[Entries from a dataset of interfaces]
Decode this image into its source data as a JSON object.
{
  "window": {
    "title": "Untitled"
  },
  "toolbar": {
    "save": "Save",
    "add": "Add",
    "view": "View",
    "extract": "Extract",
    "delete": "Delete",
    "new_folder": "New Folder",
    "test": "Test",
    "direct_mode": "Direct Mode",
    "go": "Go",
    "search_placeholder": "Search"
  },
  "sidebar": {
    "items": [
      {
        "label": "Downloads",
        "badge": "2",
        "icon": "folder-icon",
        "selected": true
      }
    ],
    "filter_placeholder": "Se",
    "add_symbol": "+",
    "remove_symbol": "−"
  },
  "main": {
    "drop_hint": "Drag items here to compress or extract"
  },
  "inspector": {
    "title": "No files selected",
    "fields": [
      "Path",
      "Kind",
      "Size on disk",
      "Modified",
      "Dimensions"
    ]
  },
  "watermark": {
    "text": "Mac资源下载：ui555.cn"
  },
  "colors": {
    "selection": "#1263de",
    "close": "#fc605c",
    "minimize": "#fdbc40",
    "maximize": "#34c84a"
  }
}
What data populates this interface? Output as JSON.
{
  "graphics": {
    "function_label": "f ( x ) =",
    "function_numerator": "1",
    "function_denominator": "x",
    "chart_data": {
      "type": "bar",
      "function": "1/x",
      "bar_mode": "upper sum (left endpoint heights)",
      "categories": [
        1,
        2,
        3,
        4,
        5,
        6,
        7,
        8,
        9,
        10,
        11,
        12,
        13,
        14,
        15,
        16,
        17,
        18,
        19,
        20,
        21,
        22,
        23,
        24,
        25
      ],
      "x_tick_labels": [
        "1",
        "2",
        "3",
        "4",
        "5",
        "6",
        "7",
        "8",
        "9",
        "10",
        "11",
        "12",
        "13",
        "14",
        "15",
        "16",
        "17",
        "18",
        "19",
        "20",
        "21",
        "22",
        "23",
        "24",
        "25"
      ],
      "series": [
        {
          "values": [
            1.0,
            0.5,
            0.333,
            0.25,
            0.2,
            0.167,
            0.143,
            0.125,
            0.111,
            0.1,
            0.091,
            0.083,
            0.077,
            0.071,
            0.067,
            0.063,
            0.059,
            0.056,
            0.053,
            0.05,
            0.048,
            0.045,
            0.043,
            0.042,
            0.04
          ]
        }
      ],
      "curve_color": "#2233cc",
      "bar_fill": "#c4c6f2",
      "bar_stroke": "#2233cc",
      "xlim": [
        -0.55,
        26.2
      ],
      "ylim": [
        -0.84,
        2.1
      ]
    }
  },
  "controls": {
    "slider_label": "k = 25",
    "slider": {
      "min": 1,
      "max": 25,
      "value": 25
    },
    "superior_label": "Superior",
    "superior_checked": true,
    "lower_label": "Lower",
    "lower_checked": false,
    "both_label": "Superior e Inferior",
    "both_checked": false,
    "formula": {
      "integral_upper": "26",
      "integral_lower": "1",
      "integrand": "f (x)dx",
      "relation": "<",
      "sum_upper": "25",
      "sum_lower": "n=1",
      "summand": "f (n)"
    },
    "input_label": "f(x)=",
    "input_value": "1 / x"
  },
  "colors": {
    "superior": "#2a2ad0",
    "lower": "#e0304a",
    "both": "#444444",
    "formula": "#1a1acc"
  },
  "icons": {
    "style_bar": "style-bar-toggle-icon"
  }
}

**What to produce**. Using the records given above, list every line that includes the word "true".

**Answer to the problem**.
        "selected": true
    "superior_checked": true,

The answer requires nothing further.